I’d started implementing a GPU occlusion culler outside Unity before, but I’d lacked the Unity knowledge to know how to do it there without writing my own render pipeline. After seeing BatchRenderGroup, a bunch of stuff clicked, and now I’m pretty sure I know how to do this. As with my previous experiments, I’m basing my work on this blog post, and a yesterday I wrote a MonoBehaviour that computes the hierarchical depth (Hi-Z) mip chain for a camera.

I’ve got a few things on my todo list for this week, but as soon as possible, I want to write a working test version of this so I can explore how far we can take this.

One side note from this is that we will be moving to use low poly meshes for all occluders. This means line-of-sight, fog-of-war, and shadows should all get a speed boost.

Games Systems

As well as the research above, we spent a good deal of time exploring ideas for the following game systems.


We have an initial idea for a system that we hope will balance a decent game experience with compact data representation. No details on it today, but Ree is currently prototyping to see if the idea will feel good enough for a v1 in the Early Access.

Props System

The prop system has been near to releasing at least 3 times over the last 2 years. We sat down and started by discussing the implementation details (as it’s going to have to be made to work with all the changes mentioned above). However, as we talked, we grew increasingly concerned that the attachment-point based approach might not be good enough for handling the kinds of cases we had seen watching people build. We went back and forth on this for a bit and realized that we needed to prototype the tooling and see what it would end up feeling like. The last 20% of making something often takes 80% of the time, so it’s far better that we convince ourselves now than to build the wrong thing.

Locking the Unity version

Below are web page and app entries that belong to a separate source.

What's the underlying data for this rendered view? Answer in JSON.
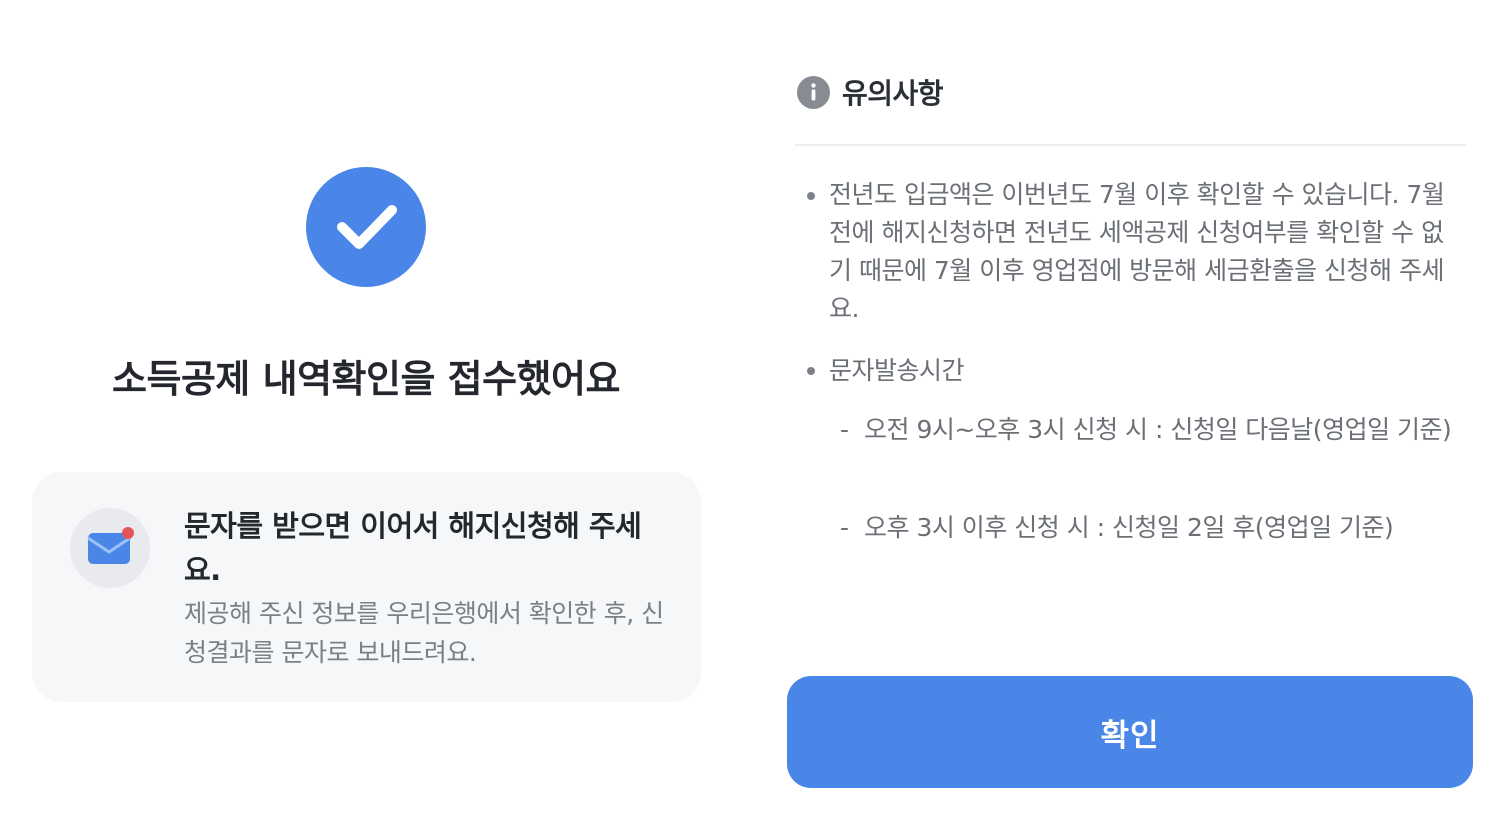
{
  "status": {
    "icon": "check-icon",
    "title": "소득공제 내역확인을 접수했어요"
  },
  "card": {
    "icon": "mail-icon",
    "title": "문자를 받으면 이어서 해지신청해 주세요.",
    "description": "제공해 주신 정보를 우리은행에서 확인한 후, 신청결과를 문자로 보내드려요."
  },
  "notice": {
    "icon": "info-icon",
    "title": "유의사항",
    "items": [
      "전년도 입금액은 이번년도 7월 이후 확인할 수 있습니다. 7월 전에 해지신청하면 전년도 세액공제 신청여부를 확인할 수 없기 때문에 7월 이후 영업점에 방문해 세금환출을 신청해 주세요.",
      "문자발송시간"
    ],
    "sub_items": [
      "오전 9시~오후 3시 신청 시 : 신청일 다음날(영업일 기준)",
      "오후 3시 이후 신청 시 : 신청일 2일 후(영업일 기준)"
    ],
    "dash": "-"
  },
  "footer": {
    "confirm_label": "확인"
  },
  "colors": {
    "accent": "#4a86e8",
    "card_background": "#f6f7f8",
    "notification_dot": "#e4545c"
  }
}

Our modding system relies on Unity’s prefab format. Once people can make mods, we need to make sure that we don’t break mods by upgrading to a Unity version, which uses an updated prefab format. To us, this means we need to pick a Unity version and stick with it for a long time. Naturally, that means we can’t take advantage of the newer Unity feature or fixes, so we have to be sure that the version we have is something we can stick with. We’ll keep you posted on this too.

Wrapping Up

I’d like to talk on stream a bit about this stuff and a selection of the feature-requests. We won’t have timelines for the requests, but we can at least address what we see going into TS and what won’t. At that time, I’ll release the list of feature requests. I’m not going to do it before as the notes need cleaning-up and that work takes a lot of time.

Alright, that’s it for now,

Seeya tomorrow!